UAH BSBA graduate Hunter Armstrong ready to battle cybersecurity threats

James Hunter Armstrong
Hunter Armstrong

In the world of cybersecurity, there are technical experts, and there are agency administrators. They don’t always speak the same language. James Hunter Armstrong is one of the translators.

At least he will be after May 4 when he graduates from The University of Alabama in Huntsville (UAH), a part of The University of Alabama System, with a Bachelor of Science in Business Administration degree in information systems with a concentration in cybersecurity. Then he’ll be ready to fill a vital communications role as the link between the experts and the managers.

Effective communication is important to the functioning of any team – especially in government, where actions can affect countless people and their personal information.

“I have taken enough managerial classes to understand the management perspective and enough technical classes to understand the technology,” Armstrong says.

The people running the technology, he adds, are “really focused on their craft, so it can be difficult for them to communicate with someone who doesn’t know about cybersecurity.”

Armstrong gained direct experience with experts and managers during an internship last summer at a government agency. After graduation, he will be employed by the same agency.

Armstrong began his journey to cybersecurity go-between when he was studying computer science at Calhoun Community College during the virtual days of the pandemic.
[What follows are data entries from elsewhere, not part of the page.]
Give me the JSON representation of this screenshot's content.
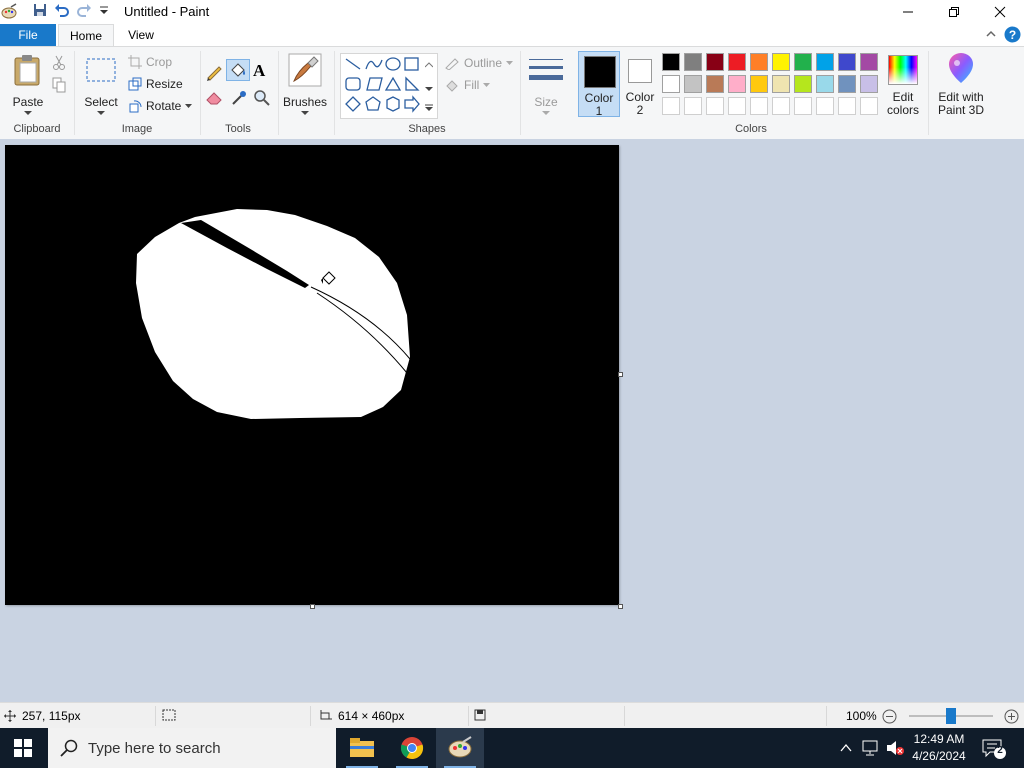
{
  "window": {
    "title": "Untitled - Paint"
  },
  "tabs": {
    "file": "File",
    "home": "Home",
    "view": "View"
  },
  "ribbon": {
    "clipboard": {
      "paste": "Paste",
      "label": "Clipboard"
    },
    "image": {
      "select": "Select",
      "crop": "Crop",
      "resize": "Resize",
      "rotate": "Rotate",
      "label": "Image"
    },
    "tools": {
      "label": "Tools"
    },
    "brushes": {
      "label": "Brushes"
    },
    "shapes": {
      "outline": "Outline",
      "fill": "Fill",
      "label": "Shapes"
    },
    "size": {
      "label": "Size"
    },
    "color1": {
      "line1": "Color",
      "line2": "1"
    },
    "color2": {
      "line1": "Color",
      "line2": "2"
    },
    "colors": {
      "label": "Colors",
      "edit_line1": "Edit",
      "edit_line2": "colors",
      "row1": [
        "#000000",
        "#7f7f7f",
        "#880015",
        "#ed1c24",
        "#ff7f27",
        "#fff200",
        "#22b14c",
        "#00a2e8",
        "#3f48cc",
        "#a349a4"
      ],
      "row2": [
        "#ffffff",
        "#c3c3c3",
        "#b97a57",
        "#ffaec9",
        "#ffc90e",
        "#efe4b0",
        "#b5e61d",
        "#99d9ea",
        "#7092be",
        "#c8bfe7"
      ],
      "row3": [
        "#ffffff",
        "#ffffff",
        "#ffffff",
        "#ffffff",
        "#ffffff",
        "#ffffff",
        "#ffffff",
        "#ffffff",
        "#ffffff",
        "#ffffff"
      ]
    },
    "paint3d": {
      "line1": "Edit with",
      "line2": "Paint 3D"
    }
  },
  "status": {
    "cursor_pos": "257, 115px",
    "canvas_size": "614 × 460px",
    "zoom": "100%",
    "zoom_level": 0.5
  },
  "taskbar": {
    "search_placeholder": "Type here to search",
    "time": "12:49 AM",
    "date": "4/26/2024",
    "notifications": "2"
  },
  "colors": {
    "accent": "#1979ca",
    "color1": "#000000",
    "color2": "#ffffff",
    "workspace": "#c9d3e2",
    "taskbar": "#101c2a"
  }
}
He was approached about CyberCorps: Scholarship for Service (SFS). Offered at select schools, including UAH, by the National Science Foundation and co-sponsored by the U.S. Office of Personnel Management and Department of Homeland Security, CyberCorps aims to train the nation’s next line of cybersecurity experts.

“I looked into the scholarship and decided to go into cyber.”

So, he transferred to UAH.

Among the UAH classes that Armstrong says have helped him the most are business communication with Anthony Greer and business writing with Elizabeth Hardin.

“Business communication was great for learning how to present yourself in a business setting and communicate verbally, and business writing was super helpful for communicating nonverbally in the workplace.”

Armstrong also appreciates his classes with Dr. D.J. Hovermale, clinical assistant professor in the College of Business.

“I learned everything I know about cyber here at UAH,” he says.

Last summer’s internship built on Armstrong’s UAH studies.

“It helped me learn how to work with a professional team,” he says, “but that was not too different from here at UAH. It also gave me an inside look at how it is to work in government.”

Now Armstrong is ready for a new career. But he also might find time to protect his home from the cyber threats he knows can be lurking.

“Everything in your house is going to be cyber,” he says, referring to the latest appliance and home-security technology. “They already can hack our refrigerators. We recently moved into a new house. I haven’t had time to think of a safe way to implement the technology, so we haven’t done it yet.”